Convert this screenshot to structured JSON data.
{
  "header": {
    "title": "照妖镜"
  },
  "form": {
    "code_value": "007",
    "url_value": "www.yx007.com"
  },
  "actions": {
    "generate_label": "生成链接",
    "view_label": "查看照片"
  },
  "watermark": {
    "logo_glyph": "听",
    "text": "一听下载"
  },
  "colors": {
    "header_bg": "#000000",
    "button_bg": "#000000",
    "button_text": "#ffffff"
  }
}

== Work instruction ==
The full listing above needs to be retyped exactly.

== Answer section ==
Convert this screenshot to structured JSON data.
{
  "header": {
    "title": "照妖镜"
  },
  "form": {
    "code_value": "007",
    "url_value": "www.yx007.com"
  },
  "actions": {
    "generate_label": "生成链接",
    "view_label": "查看照片"
  },
  "watermark": {
    "logo_glyph": "听",
    "text": "一听下载"
  },
  "colors": {
    "header_bg": "#000000",
    "button_bg": "#000000",
    "button_text": "#ffffff"
  }
}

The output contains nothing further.